Like the various artist Simla Beat, the sound is oddly American, quite contrary to the British style one might expect from India’s historical heritage. Even when tackling John Mayall and Traffic numbers, the Savages come out sounding like a gritty club band from Michigan or Ohio. The style is primarily blues-rock, with no particular ambitions beyond having a good time, and as such reminiscent of yankee teenage outfits like American Blues Exchange or Catherine’s Wheel. There is some jazzy guitar jamming and occasional use of fuzz, but the mood is more subdued than the wild stuff heard on Simla Beat (a yearly competition that the Savages won in 1967).

The band claims to “do their thing while you do yours”, yet there are only two originals on board, opening each side. “I Want To Be Free” is a pretty good psych-flavored rocker, while “I” is a guitar jam on a riff similar to the Allman Bros’ “Whipping Post”. This is followed, somewhat amusingly, by an actual cover of “Whipping Post” with good dual guitar leads. The vocals here are surprisingly strong, and as often with Indian bands, sung in near perfect English. “Southern Man” follows in a jazz-rocky, surreal version, after which the the album ends on the wrong note with a misguided Carole King cover.

Perhaps sensing that the musical thrills of Black Scorpio are limited, Shadoks have equipped this reissue with an ultra-cool, thick, die-cut scorpion sleeve. Combined with the hip band photo on the back, this is an excellent LP to pull out when friends visit and demand to see something different. All over, it’s fun and unique, but music-wise needs to be approached with modest expectations.

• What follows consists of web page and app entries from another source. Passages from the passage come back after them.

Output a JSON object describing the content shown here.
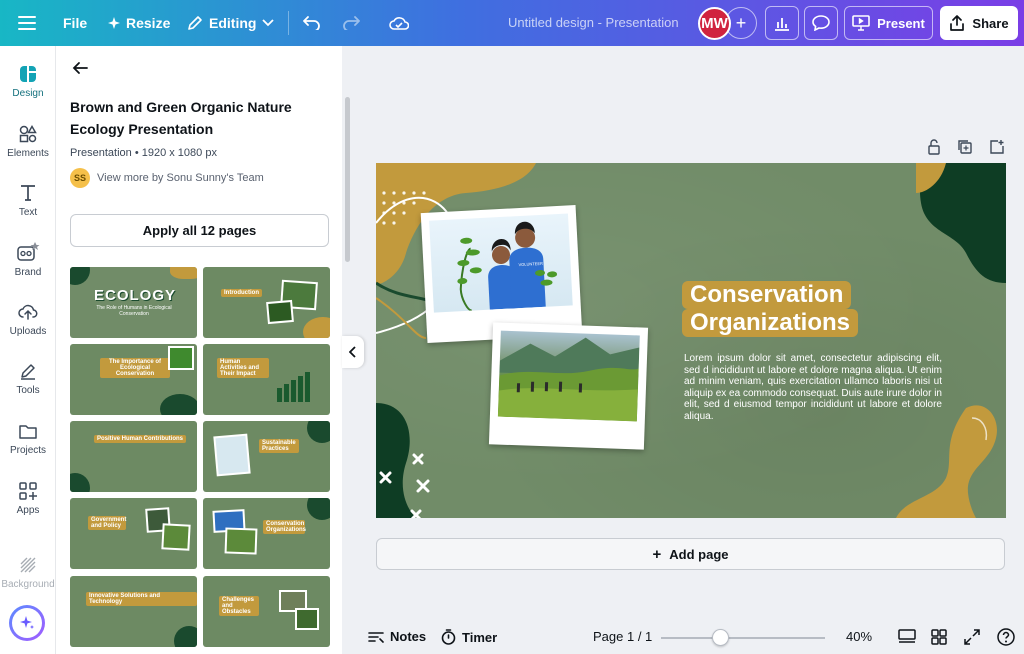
{
  "topbar": {
    "file": "File",
    "resize": "Resize",
    "editing": "Editing",
    "doc_title": "Untitled design - Presentation",
    "avatar": "MW",
    "present": "Present",
    "share": "Share"
  },
  "rail": {
    "items": [
      {
        "label": "Design",
        "icon": "design-icon"
      },
      {
        "label": "Elements",
        "icon": "elements-icon"
      },
      {
        "label": "Text",
        "icon": "text-icon"
      },
      {
        "label": "Brand",
        "icon": "brand-icon"
      },
      {
        "label": "Uploads",
        "icon": "uploads-icon"
      },
      {
        "label": "Tools",
        "icon": "tools-icon"
      },
      {
        "label": "Projects",
        "icon": "projects-icon"
      },
      {
        "label": "Apps",
        "icon": "apps-icon"
      },
      {
        "label": "Background",
        "icon": "background-icon"
      }
    ]
  },
  "panel": {
    "title": "Brown and Green Organic Nature Ecology Presentation",
    "subtitle": "Presentation • 1920 x 1080 px",
    "team_initials": "SS",
    "team_link": "View more by Sonu Sunny's Team",
    "apply_button": "Apply all 12 pages",
    "thumbnails": [
      {
        "label": "ECOLOGY",
        "sub": "The Role of Humans in Ecological Conservation"
      },
      {
        "label": "Introduction"
      },
      {
        "label": "The Importance of Ecological Conservation"
      },
      {
        "label": "Human Activities and Their Impact"
      },
      {
        "label": "Positive Human Contributions"
      },
      {
        "label": "Sustainable Practices"
      },
      {
        "label": "Government and Policy"
      },
      {
        "label": "Conservation Organizations"
      },
      {
        "label": "Innovative Solutions and Technology"
      },
      {
        "label": "Challenges and Obstacles"
      }
    ]
  },
  "slide": {
    "title_line1": "Conservation",
    "title_line2": "Organizations",
    "body": "Lorem ipsum dolor sit amet, consectetur adipiscing elit, sed d incididunt ut labore et dolore magna aliqua. Ut enim ad minim veniam, quis exercitation ullamco laboris nisi ut aliquip ex ea commodo consequat. Duis aute irure dolor in elit, sed d eiusmod tempor incididunt ut labore et dolore aliqua.",
    "shirt_text": "VOLUNTEER",
    "colors": {
      "bg": "#718c68",
      "accent": "#c29a3d",
      "dark": "#1a4a2e"
    }
  },
  "canvas": {
    "add_page": "Add page"
  },
  "bottombar": {
    "notes": "Notes",
    "timer": "Timer",
    "page": "Page 1 / 1",
    "zoom": "40%",
    "zoom_level": 0.4
  }
}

- review by Patrick The Lama, previously published in Ugly Things #28

 


(Review #84)

To follow.
 

 

 


Patrick Lundborg 2000-2013

The Lama Reviews